However great for readers, for what Shaw seems to lack in plot for the first half of the play, he makes up with interesting characters and with ideas that are important to address. He addresses not only the relationship between parent and child but he also shows how women are changing as they look to move to liberate themselves from the control of men. This play shows the evolution of woman in society. Lina is seen as the woman of the future, Mrs. Tarleton is of the past and Hypatia, a woman in between the two, wants to change herself from the times of her mother to follow the footsteps of Lina.
A review of Misalliance Dec 4, 2003
The play of Misalliance is centralized by the main idea of ¡¥How people live in the old world while waiting for the new world to come?¡¦ Also, surrounding the main idea, issues such as the interpenetration of parents and children¡¦s world, change in ideologies, social expectations verses personal desires...etc are raised in the play. Associated with these profound issues, Misalliance is filled with humors which will surely bring pleasure to readers. This play is packed with pace, humor, romance and concepts all in one; which not only expressed the author Bernard Shaw¡¦s beliefs thoroughly, but also bring supreme entertainment to readers. Being a youth myself and brought up in a traditional Chinese family, I find this play highly relevant to my life as I am constantly rebelling against my parents¡¦ will. This play truly brought out the minds of us new generation, and our opposition against traditional views. I recommend this book to readers of all ages, especially adolescents, for both deep reading and entertainment.
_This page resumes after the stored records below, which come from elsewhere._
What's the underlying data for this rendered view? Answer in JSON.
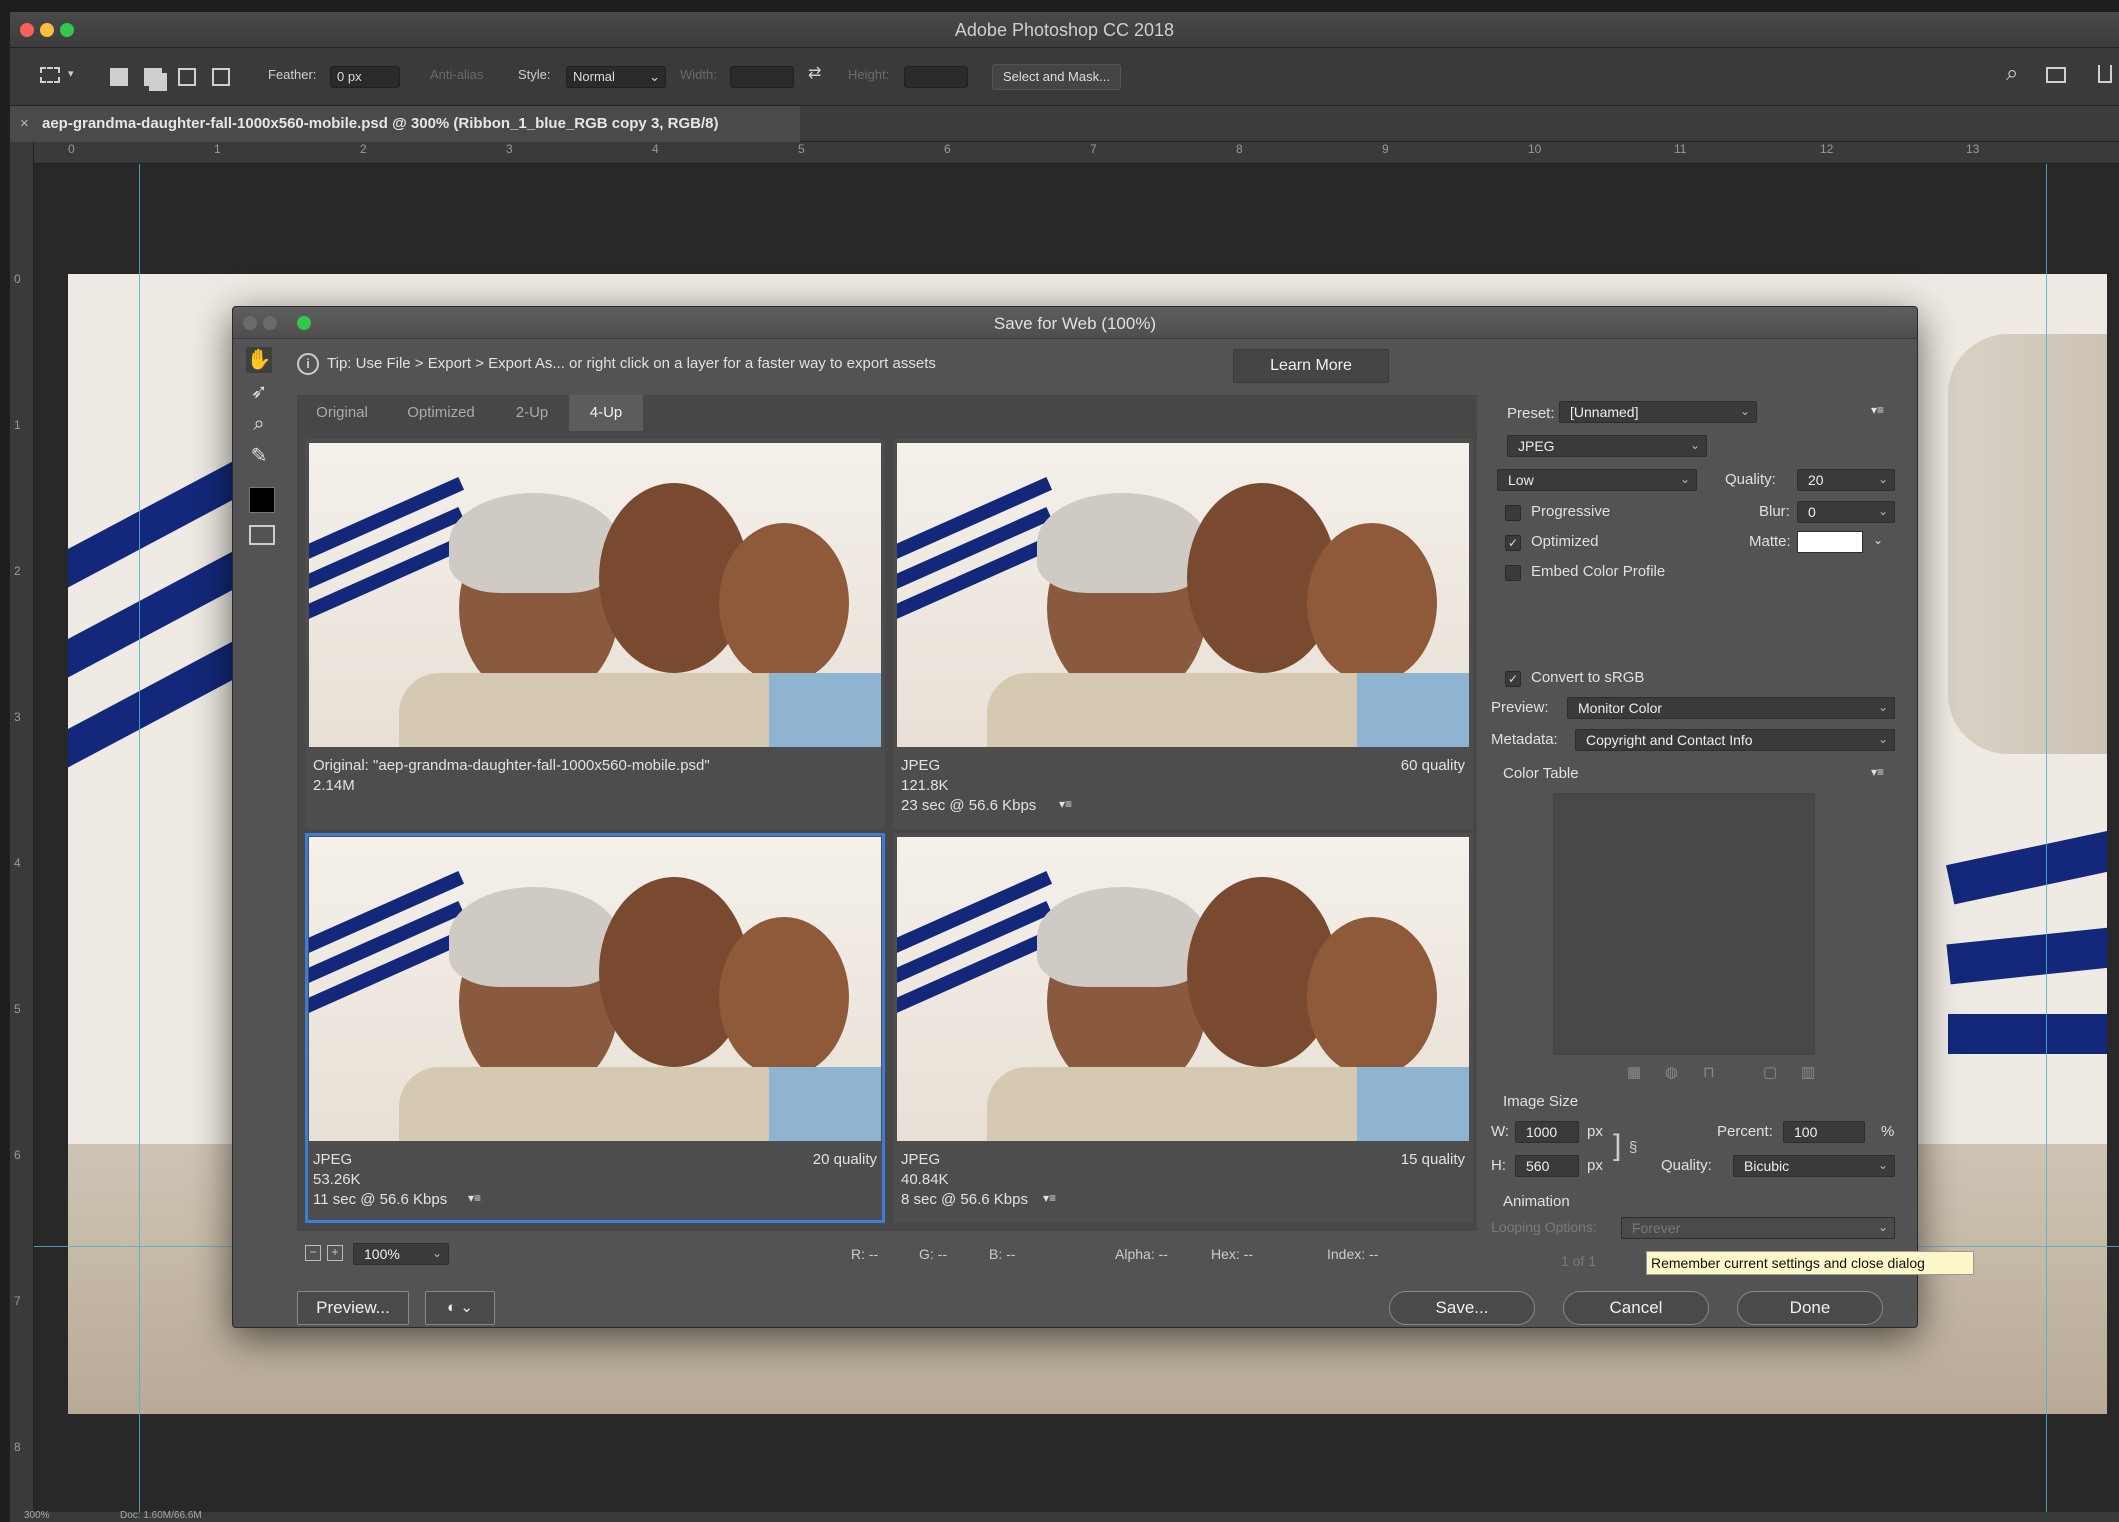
{
  "app": {
    "title": "Adobe Photoshop CC 2018",
    "document_tab": "aep-grandma-daughter-fall-1000x560-mobile.psd @ 300% (Ribbon_1_blue_RGB copy 3, RGB/8)",
    "close_glyph": "×"
  },
  "options_bar": {
    "feather_label": "Feather:",
    "feather_value": "0 px",
    "antialias_label": "Anti-alias",
    "style_label": "Style:",
    "style_value": "Normal",
    "width_label": "Width:",
    "height_label": "Height:",
    "select_mask_label": "Select and Mask..."
  },
  "ruler": {
    "h_labels": [
      "0",
      "1",
      "2",
      "3",
      "4",
      "5",
      "6",
      "7",
      "8",
      "9",
      "10",
      "11",
      "12",
      "13"
    ],
    "v_labels": [
      "0",
      "1",
      "2",
      "3",
      "4",
      "5",
      "6",
      "7",
      "8"
    ]
  },
  "statusbar": {
    "zoom": "300%",
    "doc": "Doc: 1.60M/66.6M"
  },
  "dialog": {
    "title": "Save for Web (100%)",
    "tip": "Tip: Use File > Export > Export As...  or right click on a layer for a faster way to export assets",
    "learn_more": "Learn More",
    "tabs": [
      "Original",
      "Optimized",
      "2-Up",
      "4-Up"
    ],
    "active_tab": "4-Up",
    "panes": [
      {
        "line1": "Original: \"aep-grandma-daughter-fall-1000x560-mobile.psd\"",
        "line2": "2.14M",
        "line3": "",
        "quality": ""
      },
      {
        "line1": "JPEG",
        "line2": "121.8K",
        "line3": "23 sec @ 56.6 Kbps",
        "quality": "60 quality"
      },
      {
        "line1": "JPEG",
        "line2": "53.26K",
        "line3": "11 sec @ 56.6 Kbps",
        "quality": "20 quality"
      },
      {
        "line1": "JPEG",
        "line2": "40.84K",
        "line3": "8 sec @ 56.6 Kbps",
        "quality": "15 quality"
      }
    ],
    "bottom": {
      "zoom": "100%",
      "r": "R: --",
      "g": "G: --",
      "b": "B: --",
      "alpha": "Alpha: --",
      "hex": "Hex: --",
      "index": "Index: --"
    },
    "buttons": {
      "preview": "Preview...",
      "save": "Save...",
      "cancel": "Cancel",
      "done": "Done"
    },
    "tooltip": "Remember current settings and close dialog",
    "settings": {
      "preset_label": "Preset:",
      "preset_value": "[Unnamed]",
      "format": "JPEG",
      "compression": "Low",
      "quality_label": "Quality:",
      "quality_value": "20",
      "progressive": "Progressive",
      "blur_label": "Blur:",
      "blur_value": "0",
      "optimized": "Optimized",
      "matte_label": "Matte:",
      "embed": "Embed Color Profile",
      "convert": "Convert to sRGB",
      "preview_label": "Preview:",
      "preview_value": "Monitor Color",
      "metadata_label": "Metadata:",
      "metadata_value": "Copyright and Contact Info",
      "color_table": "Color Table",
      "image_size": "Image Size",
      "w_label": "W:",
      "w_value": "1000",
      "h_label": "H:",
      "h_value": "560",
      "px": "px",
      "percent_label": "Percent:",
      "percent_value": "100",
      "percent_sign": "%",
      "resample_label": "Quality:",
      "resample_value": "Bicubic",
      "animation": "Animation",
      "looping_label": "Looping Options:",
      "looping_value": "Forever",
      "frame": "1 of 1"
    }
  },
  "colors": {
    "accent_blue": "#3c7dd6",
    "ribbon_blue": "#13287a",
    "tooltip_bg": "#fbf7c9"
  }
}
Misalliance Review Dec 4, 2003
Misalliance is a play focused on the values and interactions among family. The play is based on the story and drama of two upper class families the Summerhays and Tarleton's. Throughout the play they discuss issues that are relevant to the time and heated topics that are not often discussed by families. The women such as Hypatia bring about issues of control and how they should lead their own lives while not letting a husband control their lives. The issue of older men cheating and chasing around younger women is another underlying topic throughout the play. Elderly married men from the play chase women around, while the women of the play try to go out on their own and establish their own being.
I enjoyed this play and found it to be interesting because a heated discussion is carried throughout the play. The drama and conflicts of the characters and issues in the play carry the discussion right up until the end. This discussion evolves and changes as each character is introduced with their own beliefs. One thing I did not like about the play though was that the discussion was very lengthy and at times was not filled with anything exciting. Overall I would recommend this play to anyone who is looking for a discussion of family values and beliefs in one easy sitting. The humorous and social discussion that evolves throughout the play carries the book along and makes it an interesting story.